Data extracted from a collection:
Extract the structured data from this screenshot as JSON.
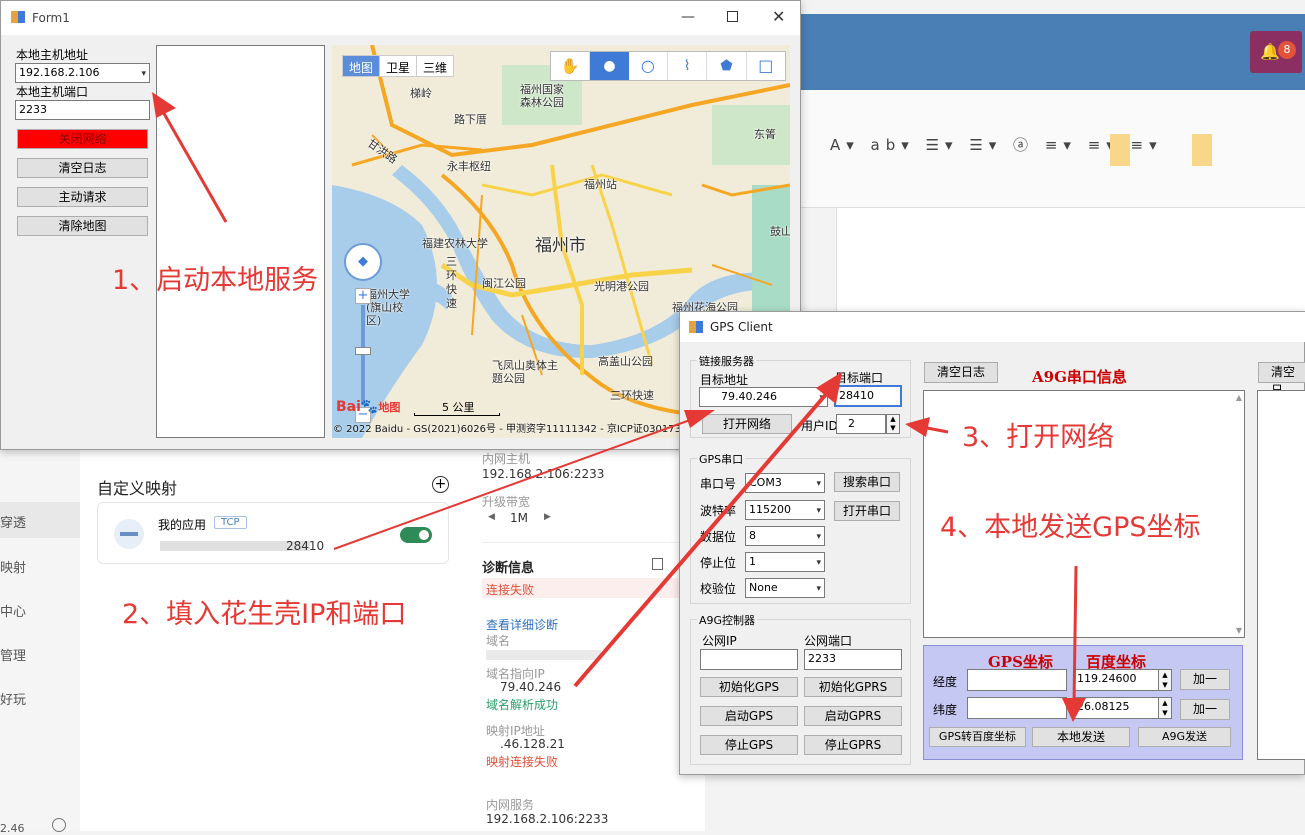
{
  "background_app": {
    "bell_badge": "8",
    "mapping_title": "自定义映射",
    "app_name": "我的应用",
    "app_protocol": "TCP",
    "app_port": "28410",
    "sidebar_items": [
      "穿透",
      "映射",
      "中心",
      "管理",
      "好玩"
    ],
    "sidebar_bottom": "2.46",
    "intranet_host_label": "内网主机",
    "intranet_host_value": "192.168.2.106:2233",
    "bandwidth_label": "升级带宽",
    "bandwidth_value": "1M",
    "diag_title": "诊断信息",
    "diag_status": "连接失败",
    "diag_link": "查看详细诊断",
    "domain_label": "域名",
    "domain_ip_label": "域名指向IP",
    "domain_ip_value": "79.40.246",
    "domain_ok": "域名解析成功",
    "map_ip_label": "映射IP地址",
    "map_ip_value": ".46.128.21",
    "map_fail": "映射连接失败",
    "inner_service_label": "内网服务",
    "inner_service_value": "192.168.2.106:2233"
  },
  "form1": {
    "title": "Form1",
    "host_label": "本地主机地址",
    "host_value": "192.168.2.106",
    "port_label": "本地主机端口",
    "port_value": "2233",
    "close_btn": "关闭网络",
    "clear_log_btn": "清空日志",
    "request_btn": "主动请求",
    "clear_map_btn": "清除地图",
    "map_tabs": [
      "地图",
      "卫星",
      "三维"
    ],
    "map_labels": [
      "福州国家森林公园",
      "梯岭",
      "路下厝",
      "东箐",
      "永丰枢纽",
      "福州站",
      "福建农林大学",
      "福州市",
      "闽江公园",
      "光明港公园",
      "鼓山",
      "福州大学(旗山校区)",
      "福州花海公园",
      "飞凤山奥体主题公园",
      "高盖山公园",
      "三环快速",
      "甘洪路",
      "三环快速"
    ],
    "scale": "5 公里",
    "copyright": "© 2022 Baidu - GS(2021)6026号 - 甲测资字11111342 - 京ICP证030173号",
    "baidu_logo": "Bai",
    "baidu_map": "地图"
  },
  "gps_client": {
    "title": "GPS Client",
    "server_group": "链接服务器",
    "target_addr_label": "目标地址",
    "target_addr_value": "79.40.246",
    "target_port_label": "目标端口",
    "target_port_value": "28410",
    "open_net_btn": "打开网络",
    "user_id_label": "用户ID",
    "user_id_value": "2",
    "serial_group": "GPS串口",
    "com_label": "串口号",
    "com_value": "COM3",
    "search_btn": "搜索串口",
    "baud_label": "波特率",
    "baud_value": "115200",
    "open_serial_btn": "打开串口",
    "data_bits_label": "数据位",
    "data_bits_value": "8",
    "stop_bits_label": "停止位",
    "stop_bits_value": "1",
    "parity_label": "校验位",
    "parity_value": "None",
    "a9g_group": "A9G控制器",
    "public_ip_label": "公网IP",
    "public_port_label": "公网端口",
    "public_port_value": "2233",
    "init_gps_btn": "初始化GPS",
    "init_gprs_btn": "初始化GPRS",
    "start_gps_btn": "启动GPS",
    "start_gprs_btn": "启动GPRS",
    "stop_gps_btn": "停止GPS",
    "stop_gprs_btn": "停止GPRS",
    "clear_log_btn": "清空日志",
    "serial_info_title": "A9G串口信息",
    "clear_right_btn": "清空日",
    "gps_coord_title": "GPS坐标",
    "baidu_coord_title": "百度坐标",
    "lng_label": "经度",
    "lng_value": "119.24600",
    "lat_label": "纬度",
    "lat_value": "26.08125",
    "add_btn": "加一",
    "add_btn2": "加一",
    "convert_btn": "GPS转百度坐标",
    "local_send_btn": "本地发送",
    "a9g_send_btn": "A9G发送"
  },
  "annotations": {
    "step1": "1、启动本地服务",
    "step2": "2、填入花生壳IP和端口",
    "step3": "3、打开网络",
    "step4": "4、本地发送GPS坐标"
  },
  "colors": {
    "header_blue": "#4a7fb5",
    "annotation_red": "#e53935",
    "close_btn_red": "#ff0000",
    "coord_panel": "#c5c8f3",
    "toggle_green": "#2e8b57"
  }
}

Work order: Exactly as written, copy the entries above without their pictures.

Answer space:
Extract the structured data from this screenshot as JSON.
{
  "background_app": {
    "bell_badge": "8",
    "mapping_title": "自定义映射",
    "app_name": "我的应用",
    "app_protocol": "TCP",
    "app_port": "28410",
    "sidebar_items": [
      "穿透",
      "映射",
      "中心",
      "管理",
      "好玩"
    ],
    "sidebar_bottom": "2.46",
    "intranet_host_label": "内网主机",
    "intranet_host_value": "192.168.2.106:2233",
    "bandwidth_label": "升级带宽",
    "bandwidth_value": "1M",
    "diag_title": "诊断信息",
    "diag_status": "连接失败",
    "diag_link": "查看详细诊断",
    "domain_label": "域名",
    "domain_ip_label": "域名指向IP",
    "domain_ip_value": "79.40.246",
    "domain_ok": "域名解析成功",
    "map_ip_label": "映射IP地址",
    "map_ip_value": ".46.128.21",
    "map_fail": "映射连接失败",
    "inner_service_label": "内网服务",
    "inner_service_value": "192.168.2.106:2233"
  },
  "form1": {
    "title": "Form1",
    "host_label": "本地主机地址",
    "host_value": "192.168.2.106",
    "port_label": "本地主机端口",
    "port_value": "2233",
    "close_btn": "关闭网络",
    "clear_log_btn": "清空日志",
    "request_btn": "主动请求",
    "clear_map_btn": "清除地图",
    "map_tabs": [
      "地图",
      "卫星",
      "三维"
    ],
    "map_labels": [
      "福州国家森林公园",
      "梯岭",
      "路下厝",
      "东箐",
      "永丰枢纽",
      "福州站",
      "福建农林大学",
      "福州市",
      "闽江公园",
      "光明港公园",
      "鼓山",
      "福州大学(旗山校区)",
      "福州花海公园",
      "飞凤山奥体主题公园",
      "高盖山公园",
      "三环快速",
      "甘洪路",
      "三环快速"
    ],
    "scale": "5 公里",
    "copyright": "© 2022 Baidu - GS(2021)6026号 - 甲测资字11111342 - 京ICP证030173号",
    "baidu_logo": "Bai",
    "baidu_map": "地图"
  },
  "gps_client": {
    "title": "GPS Client",
    "server_group": "链接服务器",
    "target_addr_label": "目标地址",
    "target_addr_value": "79.40.246",
    "target_port_label": "目标端口",
    "target_port_value": "28410",
    "open_net_btn": "打开网络",
    "user_id_label": "用户ID",
    "user_id_value": "2",
    "serial_group": "GPS串口",
    "com_label": "串口号",
    "com_value": "COM3",
    "search_btn": "搜索串口",
    "baud_label": "波特率",
    "baud_value": "115200",
    "open_serial_btn": "打开串口",
    "data_bits_label": "数据位",
    "data_bits_value": "8",
    "stop_bits_label": "停止位",
    "stop_bits_value": "1",
    "parity_label": "校验位",
    "parity_value": "None",
    "a9g_group": "A9G控制器",
    "public_ip_label": "公网IP",
    "public_port_label": "公网端口",
    "public_port_value": "2233",
    "init_gps_btn": "初始化GPS",
    "init_gprs_btn": "初始化GPRS",
    "start_gps_btn": "启动GPS",
    "start_gprs_btn": "启动GPRS",
    "stop_gps_btn": "停止GPS",
    "stop_gprs_btn": "停止GPRS",
    "clear_log_btn": "清空日志",
    "serial_info_title": "A9G串口信息",
    "clear_right_btn": "清空日",
    "gps_coord_title": "GPS坐标",
    "baidu_coord_title": "百度坐标",
    "lng_label": "经度",
    "lng_value": "119.24600",
    "lat_label": "纬度",
    "lat_value": "26.08125",
    "add_btn": "加一",
    "add_btn2": "加一",
    "convert_btn": "GPS转百度坐标",
    "local_send_btn": "本地发送",
    "a9g_send_btn": "A9G发送"
  },
  "annotations": {
    "step1": "1、启动本地服务",
    "step2": "2、填入花生壳IP和端口",
    "step3": "3、打开网络",
    "step4": "4、本地发送GPS坐标"
  },
  "colors": {
    "header_blue": "#4a7fb5",
    "annotation_red": "#e53935",
    "close_btn_red": "#ff0000",
    "coord_panel": "#c5c8f3",
    "toggle_green": "#2e8b57"
  }
}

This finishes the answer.